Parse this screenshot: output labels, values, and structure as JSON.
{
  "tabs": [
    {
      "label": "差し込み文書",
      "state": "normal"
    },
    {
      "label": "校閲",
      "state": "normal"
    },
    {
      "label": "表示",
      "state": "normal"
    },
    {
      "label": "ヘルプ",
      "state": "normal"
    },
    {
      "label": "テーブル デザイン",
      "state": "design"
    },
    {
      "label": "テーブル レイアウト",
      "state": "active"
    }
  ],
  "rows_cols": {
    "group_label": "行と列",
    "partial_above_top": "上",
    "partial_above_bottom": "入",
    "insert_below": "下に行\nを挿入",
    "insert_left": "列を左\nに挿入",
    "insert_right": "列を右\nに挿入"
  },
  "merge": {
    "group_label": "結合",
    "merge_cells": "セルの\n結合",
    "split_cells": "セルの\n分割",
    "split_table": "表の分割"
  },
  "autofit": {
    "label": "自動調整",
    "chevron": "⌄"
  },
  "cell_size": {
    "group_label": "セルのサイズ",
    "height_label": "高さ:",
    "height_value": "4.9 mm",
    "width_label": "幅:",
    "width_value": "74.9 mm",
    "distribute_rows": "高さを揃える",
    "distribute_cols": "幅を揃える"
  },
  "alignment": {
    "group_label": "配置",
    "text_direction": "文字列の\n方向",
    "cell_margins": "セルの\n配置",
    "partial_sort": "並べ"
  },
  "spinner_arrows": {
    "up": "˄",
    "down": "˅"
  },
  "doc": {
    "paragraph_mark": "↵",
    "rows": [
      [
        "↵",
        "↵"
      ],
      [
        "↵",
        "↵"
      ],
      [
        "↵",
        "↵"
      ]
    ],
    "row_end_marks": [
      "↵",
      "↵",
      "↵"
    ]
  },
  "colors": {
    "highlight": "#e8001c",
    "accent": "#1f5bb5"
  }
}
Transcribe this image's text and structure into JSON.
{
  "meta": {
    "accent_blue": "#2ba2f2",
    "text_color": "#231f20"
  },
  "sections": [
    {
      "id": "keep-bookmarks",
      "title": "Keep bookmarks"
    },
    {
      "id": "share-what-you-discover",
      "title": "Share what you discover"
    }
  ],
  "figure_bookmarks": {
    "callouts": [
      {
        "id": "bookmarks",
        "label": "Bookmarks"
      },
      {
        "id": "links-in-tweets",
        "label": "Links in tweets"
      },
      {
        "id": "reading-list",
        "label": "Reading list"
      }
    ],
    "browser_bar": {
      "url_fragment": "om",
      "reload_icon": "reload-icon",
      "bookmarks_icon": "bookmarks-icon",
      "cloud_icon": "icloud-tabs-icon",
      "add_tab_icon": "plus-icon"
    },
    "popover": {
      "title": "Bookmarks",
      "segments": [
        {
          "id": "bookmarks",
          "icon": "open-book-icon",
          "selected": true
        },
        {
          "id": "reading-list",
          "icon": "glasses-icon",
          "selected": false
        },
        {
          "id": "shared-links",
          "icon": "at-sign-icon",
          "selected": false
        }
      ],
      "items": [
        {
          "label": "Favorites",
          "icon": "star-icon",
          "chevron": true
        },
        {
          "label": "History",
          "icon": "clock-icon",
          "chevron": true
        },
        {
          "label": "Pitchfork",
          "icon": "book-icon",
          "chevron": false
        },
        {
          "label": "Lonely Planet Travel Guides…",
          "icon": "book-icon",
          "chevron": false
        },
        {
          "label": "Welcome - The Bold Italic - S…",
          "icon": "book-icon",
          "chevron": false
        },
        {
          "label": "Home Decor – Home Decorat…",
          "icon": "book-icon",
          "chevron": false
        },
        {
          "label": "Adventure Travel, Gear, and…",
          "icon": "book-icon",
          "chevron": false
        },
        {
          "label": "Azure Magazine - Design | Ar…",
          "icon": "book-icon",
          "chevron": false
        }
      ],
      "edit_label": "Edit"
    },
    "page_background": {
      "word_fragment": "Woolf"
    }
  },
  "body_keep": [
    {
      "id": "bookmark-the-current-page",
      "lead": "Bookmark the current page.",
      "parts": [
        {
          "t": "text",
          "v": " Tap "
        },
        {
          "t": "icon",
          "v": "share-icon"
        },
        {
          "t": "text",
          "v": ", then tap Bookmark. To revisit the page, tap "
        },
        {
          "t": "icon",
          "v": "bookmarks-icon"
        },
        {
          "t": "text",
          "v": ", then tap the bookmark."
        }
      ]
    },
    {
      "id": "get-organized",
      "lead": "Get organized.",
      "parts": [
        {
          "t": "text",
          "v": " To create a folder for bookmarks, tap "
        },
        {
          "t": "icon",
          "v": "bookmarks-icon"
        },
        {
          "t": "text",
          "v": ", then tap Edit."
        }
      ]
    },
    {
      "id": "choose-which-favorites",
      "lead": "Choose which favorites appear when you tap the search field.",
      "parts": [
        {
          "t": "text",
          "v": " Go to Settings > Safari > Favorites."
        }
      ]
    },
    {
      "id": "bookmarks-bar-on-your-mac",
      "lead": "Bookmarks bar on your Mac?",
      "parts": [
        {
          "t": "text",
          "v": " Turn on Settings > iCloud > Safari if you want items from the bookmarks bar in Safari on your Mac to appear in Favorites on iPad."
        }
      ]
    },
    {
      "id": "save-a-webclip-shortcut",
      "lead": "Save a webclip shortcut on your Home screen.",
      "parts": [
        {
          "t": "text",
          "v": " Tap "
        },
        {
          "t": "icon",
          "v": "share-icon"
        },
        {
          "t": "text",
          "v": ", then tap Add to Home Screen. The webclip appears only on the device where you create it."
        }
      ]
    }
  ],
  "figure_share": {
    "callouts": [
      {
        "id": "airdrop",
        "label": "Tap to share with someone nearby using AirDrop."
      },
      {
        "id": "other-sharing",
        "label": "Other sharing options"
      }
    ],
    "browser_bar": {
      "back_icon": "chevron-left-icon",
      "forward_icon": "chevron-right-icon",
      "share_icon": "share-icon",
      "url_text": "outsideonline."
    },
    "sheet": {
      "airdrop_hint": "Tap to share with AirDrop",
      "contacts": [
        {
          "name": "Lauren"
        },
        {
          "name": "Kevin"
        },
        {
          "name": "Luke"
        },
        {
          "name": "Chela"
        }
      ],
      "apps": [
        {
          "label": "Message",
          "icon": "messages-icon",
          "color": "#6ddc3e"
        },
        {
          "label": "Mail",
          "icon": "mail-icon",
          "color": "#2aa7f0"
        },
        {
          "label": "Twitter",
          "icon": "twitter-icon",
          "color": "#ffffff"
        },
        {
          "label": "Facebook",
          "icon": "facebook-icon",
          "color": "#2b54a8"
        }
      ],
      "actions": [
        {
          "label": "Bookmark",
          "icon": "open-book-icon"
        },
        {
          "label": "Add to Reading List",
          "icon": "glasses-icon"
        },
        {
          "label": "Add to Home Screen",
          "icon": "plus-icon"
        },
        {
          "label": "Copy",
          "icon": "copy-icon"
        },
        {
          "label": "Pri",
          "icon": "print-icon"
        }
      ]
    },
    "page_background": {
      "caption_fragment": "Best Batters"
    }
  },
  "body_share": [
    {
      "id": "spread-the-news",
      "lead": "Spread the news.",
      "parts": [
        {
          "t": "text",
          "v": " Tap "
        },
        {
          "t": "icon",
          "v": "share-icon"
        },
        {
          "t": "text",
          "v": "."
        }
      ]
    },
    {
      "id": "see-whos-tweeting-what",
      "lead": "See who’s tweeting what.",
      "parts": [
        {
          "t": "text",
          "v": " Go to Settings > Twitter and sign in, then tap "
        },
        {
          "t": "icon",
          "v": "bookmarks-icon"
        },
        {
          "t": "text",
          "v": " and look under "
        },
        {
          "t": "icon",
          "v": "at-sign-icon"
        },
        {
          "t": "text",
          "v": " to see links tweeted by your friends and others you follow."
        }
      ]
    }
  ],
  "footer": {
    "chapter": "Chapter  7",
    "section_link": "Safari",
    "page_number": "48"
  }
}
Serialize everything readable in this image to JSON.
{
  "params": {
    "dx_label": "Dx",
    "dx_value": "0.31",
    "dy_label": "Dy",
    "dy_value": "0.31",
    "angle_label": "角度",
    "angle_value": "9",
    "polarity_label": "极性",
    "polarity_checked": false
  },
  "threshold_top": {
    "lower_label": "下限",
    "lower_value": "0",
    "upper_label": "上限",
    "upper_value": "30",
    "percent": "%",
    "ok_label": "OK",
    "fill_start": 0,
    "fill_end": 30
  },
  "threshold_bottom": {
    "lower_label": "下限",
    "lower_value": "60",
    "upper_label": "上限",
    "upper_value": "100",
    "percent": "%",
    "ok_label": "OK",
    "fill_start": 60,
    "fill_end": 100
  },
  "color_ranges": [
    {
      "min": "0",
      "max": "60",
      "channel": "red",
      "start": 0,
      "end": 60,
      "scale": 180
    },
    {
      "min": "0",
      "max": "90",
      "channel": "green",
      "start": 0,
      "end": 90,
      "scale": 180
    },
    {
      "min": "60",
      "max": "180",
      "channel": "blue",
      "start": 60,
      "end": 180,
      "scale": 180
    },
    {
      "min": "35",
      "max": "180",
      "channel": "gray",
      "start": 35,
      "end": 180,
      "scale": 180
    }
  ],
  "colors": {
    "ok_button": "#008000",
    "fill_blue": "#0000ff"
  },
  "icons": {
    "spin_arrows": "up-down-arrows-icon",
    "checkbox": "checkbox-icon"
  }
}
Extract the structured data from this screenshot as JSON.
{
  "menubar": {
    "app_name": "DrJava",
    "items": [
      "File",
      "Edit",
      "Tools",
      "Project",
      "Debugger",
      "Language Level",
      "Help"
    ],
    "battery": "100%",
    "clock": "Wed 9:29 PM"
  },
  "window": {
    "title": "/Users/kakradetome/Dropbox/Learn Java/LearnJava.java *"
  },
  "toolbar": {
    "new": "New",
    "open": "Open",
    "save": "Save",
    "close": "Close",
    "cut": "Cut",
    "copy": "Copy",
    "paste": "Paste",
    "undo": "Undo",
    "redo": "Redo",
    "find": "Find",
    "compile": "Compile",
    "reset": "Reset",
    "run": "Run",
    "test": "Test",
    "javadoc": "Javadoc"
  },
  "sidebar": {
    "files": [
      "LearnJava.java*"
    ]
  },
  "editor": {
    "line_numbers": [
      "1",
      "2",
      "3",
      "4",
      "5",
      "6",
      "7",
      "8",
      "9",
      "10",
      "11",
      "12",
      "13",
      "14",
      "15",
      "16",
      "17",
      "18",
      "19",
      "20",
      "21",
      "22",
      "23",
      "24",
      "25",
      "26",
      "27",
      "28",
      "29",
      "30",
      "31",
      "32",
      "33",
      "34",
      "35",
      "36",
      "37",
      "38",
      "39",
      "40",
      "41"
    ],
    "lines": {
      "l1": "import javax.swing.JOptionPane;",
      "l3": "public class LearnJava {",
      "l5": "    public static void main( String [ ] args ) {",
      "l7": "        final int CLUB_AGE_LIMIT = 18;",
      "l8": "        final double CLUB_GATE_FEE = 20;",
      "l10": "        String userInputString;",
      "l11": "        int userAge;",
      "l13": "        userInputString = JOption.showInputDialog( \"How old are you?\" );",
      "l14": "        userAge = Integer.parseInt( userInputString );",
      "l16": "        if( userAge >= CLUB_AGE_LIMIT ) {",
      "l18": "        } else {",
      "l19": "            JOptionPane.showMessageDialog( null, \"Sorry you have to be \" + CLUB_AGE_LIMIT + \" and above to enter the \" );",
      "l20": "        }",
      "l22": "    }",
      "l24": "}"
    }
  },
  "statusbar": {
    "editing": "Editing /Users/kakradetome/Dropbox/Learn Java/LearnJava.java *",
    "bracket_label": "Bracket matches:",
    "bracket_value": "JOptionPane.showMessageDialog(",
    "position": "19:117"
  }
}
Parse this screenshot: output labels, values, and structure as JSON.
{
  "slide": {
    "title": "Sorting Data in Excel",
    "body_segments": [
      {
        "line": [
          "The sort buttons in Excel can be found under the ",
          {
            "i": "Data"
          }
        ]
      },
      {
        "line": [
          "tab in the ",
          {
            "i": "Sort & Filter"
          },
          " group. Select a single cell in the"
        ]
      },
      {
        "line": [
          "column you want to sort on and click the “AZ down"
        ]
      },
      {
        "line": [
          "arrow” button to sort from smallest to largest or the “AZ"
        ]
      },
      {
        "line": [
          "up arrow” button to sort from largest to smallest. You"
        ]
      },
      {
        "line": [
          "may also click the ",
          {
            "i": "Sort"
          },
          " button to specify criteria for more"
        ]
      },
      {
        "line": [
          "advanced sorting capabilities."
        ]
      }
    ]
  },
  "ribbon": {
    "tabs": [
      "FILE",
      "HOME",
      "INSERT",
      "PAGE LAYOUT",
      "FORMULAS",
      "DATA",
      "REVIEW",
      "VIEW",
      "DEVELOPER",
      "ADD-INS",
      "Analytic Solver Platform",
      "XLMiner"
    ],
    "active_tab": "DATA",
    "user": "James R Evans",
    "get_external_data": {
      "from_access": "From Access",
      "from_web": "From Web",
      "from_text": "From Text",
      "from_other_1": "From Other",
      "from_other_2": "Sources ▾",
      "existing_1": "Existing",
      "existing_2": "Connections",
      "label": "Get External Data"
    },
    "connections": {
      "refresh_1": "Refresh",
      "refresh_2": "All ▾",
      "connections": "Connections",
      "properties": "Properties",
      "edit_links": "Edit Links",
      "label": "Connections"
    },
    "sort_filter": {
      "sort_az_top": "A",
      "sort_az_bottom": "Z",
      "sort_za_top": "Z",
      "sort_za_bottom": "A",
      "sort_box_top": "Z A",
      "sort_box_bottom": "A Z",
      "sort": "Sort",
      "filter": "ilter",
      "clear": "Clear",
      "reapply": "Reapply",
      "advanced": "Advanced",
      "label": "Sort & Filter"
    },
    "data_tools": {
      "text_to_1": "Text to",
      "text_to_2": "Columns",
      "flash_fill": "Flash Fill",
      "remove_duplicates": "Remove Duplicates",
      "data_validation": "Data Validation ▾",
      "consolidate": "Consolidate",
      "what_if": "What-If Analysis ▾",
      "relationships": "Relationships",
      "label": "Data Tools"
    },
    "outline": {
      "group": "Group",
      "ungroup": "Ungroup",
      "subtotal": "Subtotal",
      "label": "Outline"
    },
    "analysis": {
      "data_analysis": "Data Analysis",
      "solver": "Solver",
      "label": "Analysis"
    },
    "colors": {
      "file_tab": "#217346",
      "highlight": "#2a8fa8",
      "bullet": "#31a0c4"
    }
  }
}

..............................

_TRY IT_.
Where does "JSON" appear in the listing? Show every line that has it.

_RESULT BELOW_.
Parse this screenshot: output labels, values, and structure as JSON.
Transcribe this image's text and structure into JSON.
Serialize everything readable in this image to JSON.
Extract the structured data from this screenshot as JSON.
Parse this screenshot: output labels, values, and structure as JSON.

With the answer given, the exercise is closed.